PROBLEM =
Restate the listing below word for word.

SOURCE INFORMATION =
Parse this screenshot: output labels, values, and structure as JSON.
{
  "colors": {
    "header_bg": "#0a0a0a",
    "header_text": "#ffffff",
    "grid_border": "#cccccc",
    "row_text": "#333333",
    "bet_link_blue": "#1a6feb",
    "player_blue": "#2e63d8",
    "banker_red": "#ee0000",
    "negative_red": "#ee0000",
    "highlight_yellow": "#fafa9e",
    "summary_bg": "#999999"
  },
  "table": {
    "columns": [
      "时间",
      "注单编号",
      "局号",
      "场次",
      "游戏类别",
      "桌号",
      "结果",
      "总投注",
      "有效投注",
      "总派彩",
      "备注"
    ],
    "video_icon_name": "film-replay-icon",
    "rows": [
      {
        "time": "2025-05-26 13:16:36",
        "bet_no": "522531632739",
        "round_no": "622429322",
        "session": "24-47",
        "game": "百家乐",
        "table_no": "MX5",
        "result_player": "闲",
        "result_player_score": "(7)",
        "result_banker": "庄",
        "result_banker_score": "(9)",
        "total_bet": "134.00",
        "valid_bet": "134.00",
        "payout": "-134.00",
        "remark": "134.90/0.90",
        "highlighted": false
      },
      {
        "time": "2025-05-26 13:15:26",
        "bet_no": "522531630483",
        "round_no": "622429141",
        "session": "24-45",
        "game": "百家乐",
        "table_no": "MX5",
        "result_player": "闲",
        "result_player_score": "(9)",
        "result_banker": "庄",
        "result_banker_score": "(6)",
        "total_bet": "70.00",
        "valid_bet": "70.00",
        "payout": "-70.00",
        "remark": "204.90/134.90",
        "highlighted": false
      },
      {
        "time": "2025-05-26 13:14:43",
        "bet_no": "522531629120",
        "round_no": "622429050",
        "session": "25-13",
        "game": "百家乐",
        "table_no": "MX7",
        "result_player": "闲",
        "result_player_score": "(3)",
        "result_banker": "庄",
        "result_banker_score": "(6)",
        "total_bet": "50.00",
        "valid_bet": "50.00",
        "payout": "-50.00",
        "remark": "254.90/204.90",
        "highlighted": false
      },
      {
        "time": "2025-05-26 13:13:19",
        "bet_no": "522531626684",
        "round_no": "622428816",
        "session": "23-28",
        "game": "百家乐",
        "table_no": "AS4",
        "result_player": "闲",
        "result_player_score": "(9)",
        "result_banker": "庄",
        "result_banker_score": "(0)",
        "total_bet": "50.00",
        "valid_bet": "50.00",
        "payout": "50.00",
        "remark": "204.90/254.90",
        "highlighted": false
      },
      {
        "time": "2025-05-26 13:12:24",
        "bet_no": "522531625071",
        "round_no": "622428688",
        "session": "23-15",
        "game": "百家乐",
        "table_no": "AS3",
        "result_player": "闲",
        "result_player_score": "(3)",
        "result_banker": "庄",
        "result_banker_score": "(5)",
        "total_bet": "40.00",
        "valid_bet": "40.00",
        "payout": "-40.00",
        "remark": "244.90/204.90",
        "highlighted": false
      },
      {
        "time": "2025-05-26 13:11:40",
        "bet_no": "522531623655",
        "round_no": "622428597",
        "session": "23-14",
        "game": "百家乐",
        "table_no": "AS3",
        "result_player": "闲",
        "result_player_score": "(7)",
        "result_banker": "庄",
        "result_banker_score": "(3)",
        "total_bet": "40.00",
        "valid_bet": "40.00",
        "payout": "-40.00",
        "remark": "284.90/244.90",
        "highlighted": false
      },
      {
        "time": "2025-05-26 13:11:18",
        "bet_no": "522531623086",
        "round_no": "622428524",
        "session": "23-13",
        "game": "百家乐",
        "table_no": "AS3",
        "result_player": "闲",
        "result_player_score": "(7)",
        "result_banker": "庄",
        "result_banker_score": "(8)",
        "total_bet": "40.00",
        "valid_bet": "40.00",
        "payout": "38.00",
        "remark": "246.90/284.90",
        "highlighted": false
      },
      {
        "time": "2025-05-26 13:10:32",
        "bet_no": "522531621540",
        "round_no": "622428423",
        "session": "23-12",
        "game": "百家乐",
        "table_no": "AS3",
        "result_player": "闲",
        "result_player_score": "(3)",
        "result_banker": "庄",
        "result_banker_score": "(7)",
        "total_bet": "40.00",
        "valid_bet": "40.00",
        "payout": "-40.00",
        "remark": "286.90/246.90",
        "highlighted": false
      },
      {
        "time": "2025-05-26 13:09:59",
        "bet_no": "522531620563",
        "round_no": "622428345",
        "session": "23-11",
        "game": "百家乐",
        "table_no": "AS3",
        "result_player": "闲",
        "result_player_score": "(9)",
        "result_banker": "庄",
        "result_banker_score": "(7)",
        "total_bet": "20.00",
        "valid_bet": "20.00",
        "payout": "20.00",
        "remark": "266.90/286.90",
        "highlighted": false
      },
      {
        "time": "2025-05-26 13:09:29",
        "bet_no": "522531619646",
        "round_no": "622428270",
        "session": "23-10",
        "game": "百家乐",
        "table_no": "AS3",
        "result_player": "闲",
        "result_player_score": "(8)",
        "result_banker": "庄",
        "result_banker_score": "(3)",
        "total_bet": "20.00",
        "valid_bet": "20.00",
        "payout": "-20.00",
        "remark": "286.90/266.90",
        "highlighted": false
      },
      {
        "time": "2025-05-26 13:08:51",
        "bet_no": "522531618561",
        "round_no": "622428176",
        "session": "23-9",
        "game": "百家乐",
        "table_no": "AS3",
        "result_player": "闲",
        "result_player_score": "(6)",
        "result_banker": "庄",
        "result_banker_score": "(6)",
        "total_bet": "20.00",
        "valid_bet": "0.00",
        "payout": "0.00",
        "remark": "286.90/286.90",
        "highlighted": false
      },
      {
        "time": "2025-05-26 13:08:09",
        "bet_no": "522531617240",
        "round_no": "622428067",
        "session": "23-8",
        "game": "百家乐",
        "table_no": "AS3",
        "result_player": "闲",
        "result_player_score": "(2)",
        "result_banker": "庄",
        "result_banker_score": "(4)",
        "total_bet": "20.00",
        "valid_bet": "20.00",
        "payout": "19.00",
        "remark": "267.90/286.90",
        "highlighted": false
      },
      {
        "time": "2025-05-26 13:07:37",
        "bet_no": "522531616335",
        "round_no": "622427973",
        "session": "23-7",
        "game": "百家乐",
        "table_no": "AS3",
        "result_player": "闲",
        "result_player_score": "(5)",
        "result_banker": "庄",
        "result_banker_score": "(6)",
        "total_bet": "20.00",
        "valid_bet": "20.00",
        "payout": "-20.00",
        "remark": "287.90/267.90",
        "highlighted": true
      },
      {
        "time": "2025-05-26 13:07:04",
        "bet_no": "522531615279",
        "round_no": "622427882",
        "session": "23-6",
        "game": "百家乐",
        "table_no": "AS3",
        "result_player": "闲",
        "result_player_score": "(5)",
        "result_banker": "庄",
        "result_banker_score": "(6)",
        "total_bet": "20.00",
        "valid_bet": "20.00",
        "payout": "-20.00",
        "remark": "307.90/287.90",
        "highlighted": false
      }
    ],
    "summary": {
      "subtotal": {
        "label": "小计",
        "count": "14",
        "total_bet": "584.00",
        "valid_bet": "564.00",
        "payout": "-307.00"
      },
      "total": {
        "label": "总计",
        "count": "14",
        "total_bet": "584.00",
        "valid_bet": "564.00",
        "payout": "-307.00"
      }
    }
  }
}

SOLVED PROBLEM =
Parse this screenshot: output labels, values, and structure as JSON.
{
  "colors": {
    "header_bg": "#0a0a0a",
    "header_text": "#ffffff",
    "grid_border": "#cccccc",
    "row_text": "#333333",
    "bet_link_blue": "#1a6feb",
    "player_blue": "#2e63d8",
    "banker_red": "#ee0000",
    "negative_red": "#ee0000",
    "highlight_yellow": "#fafa9e",
    "summary_bg": "#999999"
  },
  "table": {
    "columns": [
      "时间",
      "注单编号",
      "局号",
      "场次",
      "游戏类别",
      "桌号",
      "结果",
      "总投注",
      "有效投注",
      "总派彩",
      "备注"
    ],
    "video_icon_name": "film-replay-icon",
    "rows": [
      {
        "time": "2025-05-26 13:16:36",
        "bet_no": "522531632739",
        "round_no": "622429322",
        "session": "24-47",
        "game": "百家乐",
        "table_no": "MX5",
        "result_player": "闲",
        "result_player_score": "(7)",
        "result_banker": "庄",
        "result_banker_score": "(9)",
        "total_bet": "134.00",
        "valid_bet": "134.00",
        "payout": "-134.00",
        "remark": "134.90/0.90",
        "highlighted": false
      },
      {
        "time": "2025-05-26 13:15:26",
        "bet_no": "522531630483",
        "round_no": "622429141",
        "session": "24-45",
        "game": "百家乐",
        "table_no": "MX5",
        "result_player": "闲",
        "result_player_score": "(9)",
        "result_banker": "庄",
        "result_banker_score": "(6)",
        "total_bet": "70.00",
        "valid_bet": "70.00",
        "payout": "-70.00",
        "remark": "204.90/134.90",
        "highlighted": false
      },
      {
        "time": "2025-05-26 13:14:43",
        "bet_no": "522531629120",
        "round_no": "622429050",
        "session": "25-13",
        "game": "百家乐",
        "table_no": "MX7",
        "result_player": "闲",
        "result_player_score": "(3)",
        "result_banker": "庄",
        "result_banker_score": "(6)",
        "total_bet": "50.00",
        "valid_bet": "50.00",
        "payout": "-50.00",
        "remark": "254.90/204.90",
        "highlighted": false
      },
      {
        "time": "2025-05-26 13:13:19",
        "bet_no": "522531626684",
        "round_no": "622428816",
        "session": "23-28",
        "game": "百家乐",
        "table_no": "AS4",
        "result_player": "闲",
        "result_player_score": "(9)",
        "result_banker": "庄",
        "result_banker_score": "(0)",
        "total_bet": "50.00",
        "valid_bet": "50.00",
        "payout": "50.00",
        "remark": "204.90/254.90",
        "highlighted": false
      },
      {
        "time": "2025-05-26 13:12:24",
        "bet_no": "522531625071",
        "round_no": "622428688",
        "session": "23-15",
        "game": "百家乐",
        "table_no": "AS3",
        "result_player": "闲",
        "result_player_score": "(3)",
        "result_banker": "庄",
        "result_banker_score": "(5)",
        "total_bet": "40.00",
        "valid_bet": "40.00",
        "payout": "-40.00",
        "remark": "244.90/204.90",
        "highlighted": false
      },
      {
        "time": "2025-05-26 13:11:40",
        "bet_no": "522531623655",
        "round_no": "622428597",
        "session": "23-14",
        "game": "百家乐",
        "table_no": "AS3",
        "result_player": "闲",
        "result_player_score": "(7)",
        "result_banker": "庄",
        "result_banker_score": "(3)",
        "total_bet": "40.00",
        "valid_bet": "40.00",
        "payout": "-40.00",
        "remark": "284.90/244.90",
        "highlighted": false
      },
      {
        "time": "2025-05-26 13:11:18",
        "bet_no": "522531623086",
        "round_no": "622428524",
        "session": "23-13",
        "game": "百家乐",
        "table_no": "AS3",
        "result_player": "闲",
        "result_player_score": "(7)",
        "result_banker": "庄",
        "result_banker_score": "(8)",
        "total_bet": "40.00",
        "valid_bet": "40.00",
        "payout": "38.00",
        "remark": "246.90/284.90",
        "highlighted": false
      },
      {
        "time": "2025-05-26 13:10:32",
        "bet_no": "522531621540",
        "round_no": "622428423",
        "session": "23-12",
        "game": "百家乐",
        "table_no": "AS3",
        "result_player": "闲",
        "result_player_score": "(3)",
        "result_banker": "庄",
        "result_banker_score": "(7)",
        "total_bet": "40.00",
        "valid_bet": "40.00",
        "payout": "-40.00",
        "remark": "286.90/246.90",
        "highlighted": false
      },
      {
        "time": "2025-05-26 13:09:59",
        "bet_no": "522531620563",
        "round_no": "622428345",
        "session": "23-11",
        "game": "百家乐",
        "table_no": "AS3",
        "result_player": "闲",
        "result_player_score": "(9)",
        "result_banker": "庄",
        "result_banker_score": "(7)",
        "total_bet": "20.00",
        "valid_bet": "20.00",
        "payout": "20.00",
        "remark": "266.90/286.90",
        "highlighted": false
      },
      {
        "time": "2025-05-26 13:09:29",
        "bet_no": "522531619646",
        "round_no": "622428270",
        "session": "23-10",
        "game": "百家乐",
        "table_no": "AS3",
        "result_player": "闲",
        "result_player_score": "(8)",
        "result_banker": "庄",
        "result_banker_score": "(3)",
        "total_bet": "20.00",
        "valid_bet": "20.00",
        "payout": "-20.00",
        "remark": "286.90/266.90",
        "highlighted": false
      },
      {
        "time": "2025-05-26 13:08:51",
        "bet_no": "522531618561",
        "round_no": "622428176",
        "session": "23-9",
        "game": "百家乐",
        "table_no": "AS3",
        "result_player": "闲",
        "result_player_score": "(6)",
        "result_banker": "庄",
        "result_banker_score": "(6)",
        "total_bet": "20.00",
        "valid_bet": "0.00",
        "payout": "0.00",
        "remark": "286.90/286.90",
        "highlighted": false
      },
      {
        "time": "2025-05-26 13:08:09",
        "bet_no": "522531617240",
        "round_no": "622428067",
        "session": "23-8",
        "game": "百家乐",
        "table_no": "AS3",
        "result_player": "闲",
        "result_player_score": "(2)",
        "result_banker": "庄",
        "result_banker_score": "(4)",
        "total_bet": "20.00",
        "valid_bet": "20.00",
        "payout": "19.00",
        "remark": "267.90/286.90",
        "highlighted": false
      },
      {
        "time": "2025-05-26 13:07:37",
        "bet_no": "522531616335",
        "round_no": "622427973",
        "session": "23-7",
        "game": "百家乐",
        "table_no": "AS3",
        "result_player": "闲",
        "result_player_score": "(5)",
        "result_banker": "庄",
        "result_banker_score": "(6)",
        "total_bet": "20.00",
        "valid_bet": "20.00",
        "payout": "-20.00",
        "remark": "287.90/267.90",
        "highlighted": true
      },
      {
        "time": "2025-05-26 13:07:04",
        "bet_no": "522531615279",
        "round_no": "622427882",
        "session": "23-6",
        "game": "百家乐",
        "table_no": "AS3",
        "result_player": "闲",
        "result_player_score": "(5)",
        "result_banker": "庄",
        "result_banker_score": "(6)",
        "total_bet": "20.00",
        "valid_bet": "20.00",
        "payout": "-20.00",
        "remark": "307.90/287.90",
        "highlighted": false
      }
    ],
    "summary": {
      "subtotal": {
        "label": "小计",
        "count": "14",
        "total_bet": "584.00",
        "valid_bet": "564.00",
        "payout": "-307.00"
      },
      "total": {
        "label": "总计",
        "count": "14",
        "total_bet": "584.00",
        "valid_bet": "564.00",
        "payout": "-307.00"
      }
    }
  }
}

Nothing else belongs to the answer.